Spencer Hipsher, 13, is flanked by his proud parents, Ron and Lynn Hipsher, after he spelled lenitive correctly to win the spelling bee.
With each turn at the microphone, Spencer Hipsher, 13, remembered the advice of his mother, Lynn.
He took a deep breath and pictured himself winning.
Through more than two hours of competitive spelling Tuesday night, plus a spell-off, he got there.
PHOTOS: Blade Spelling bee
With his spelling of the word lenitive -- alleviating pain or acrimony -- Spencer, a seventh grader at St. Wendelin School in Fostoria, became champion of the 2012 Blade Northwest Ohio Championship Spelling Bee, held at Owens Community College in Perrysburg Township.
"I'm just kind of in shock a little bit," said Spencer, who lives in Hancock County's Washington Township.
His father, Ron, was too: "It really hasn't sunk in," Mr. Hipsher said.
Moments after the bee, Spencer's father embraced him.

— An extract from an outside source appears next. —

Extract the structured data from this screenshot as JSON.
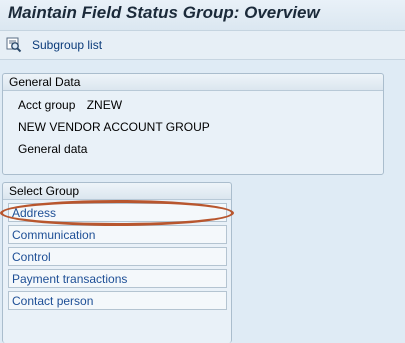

He then looked into Spencer's face, put a hand on his son's back, and said, "I'm so proud of you, Bud."
Spencer will receive an expenses-paid trip to Washington for the Scripps National Spelling Bee the week of May 27. Other prizes included a Merriam-Webster's Third New International Dictionary, a $100 savings bond, and a championship plaque.
His parents will accompany him to Washington. He had a full cheering section Tuesday night, including grandmothers Leah Hipsher and Marlyn Angles, two teachers, and two friends.
Spencer spelled in the northwest Ohio championship bee last year and finished in the Top 15.
For this year's competition, "I just prepared more because I knew it was a harder experience," Spencer said.
Preparing more meant "maybe not playing games as much and hanging out with my friends," he said.
And it meant night after night of spelling back the words his parents pronounced for him.
"He has worked really hard to get this far," his father said. "It's a tough competition and to win is quite a feat."
On stage at Owens, Spencer was calm as he spelled cantata, barrage, salmonella, oratorio, solace, pullet, polarizable, and umbilicate.
Then in Round 9, he and Sarah Pohlman-Beshuk, 13, a sixth grader at Fallen Timbers Middle School in the Anthony Wayne district, were the only spellers left out of 51 who began.
Sarah missed twoling (a twin crystal), but Spencer missed suggestible. She got juggins (one easily victimized), and he missed minacious (of a threatening character), but she missed iambist (one who writes a type of metrical verse) and reparations.
Spencer went on to spell Ebola (any of several filoviruses of African origin) and lenitive.
Sarah of Whitehouse, the daughter of Wendy Pohlman and Dave Beshuk, was quizzed regularly by her mother.
She too competed last year and was sixth. She was modest about her first runner-up finish this year.
"I got some of the easiest words, I thought," Sarah said.
Sarah's prizes included a Merriam-Webster Collegiate Dictionary and a spelling bee plaque.
Zach Marcha, 12, a seventh grader at McPherson Middle School in Clyde, became second runner-up in a spell-off with Conor Cadigan of Immaculate Conception School, Port Clinton.
Zach, whose parents are Kristii and Ernie Marcha, received a spelling bee plaque.
The pronouncer for the bee was Russell Bodi, a professor of English at Owens and director of its honors program. The judges were Debby Geyer, The Blade's Newspaper in Education coordinator; Gayle Ashbridge, an assistant director of the Ohio Articulation & Transfer Network, and Bailey Shoemaker Richards, 2003 and 2004 Northwest Ohio spelling champion. The auditor was the northwest Ohio bee coordinator, Paula Emery of The Blade.
Contact Mark Zaborney at: firstname.lastname@example.org or 419-724-6182.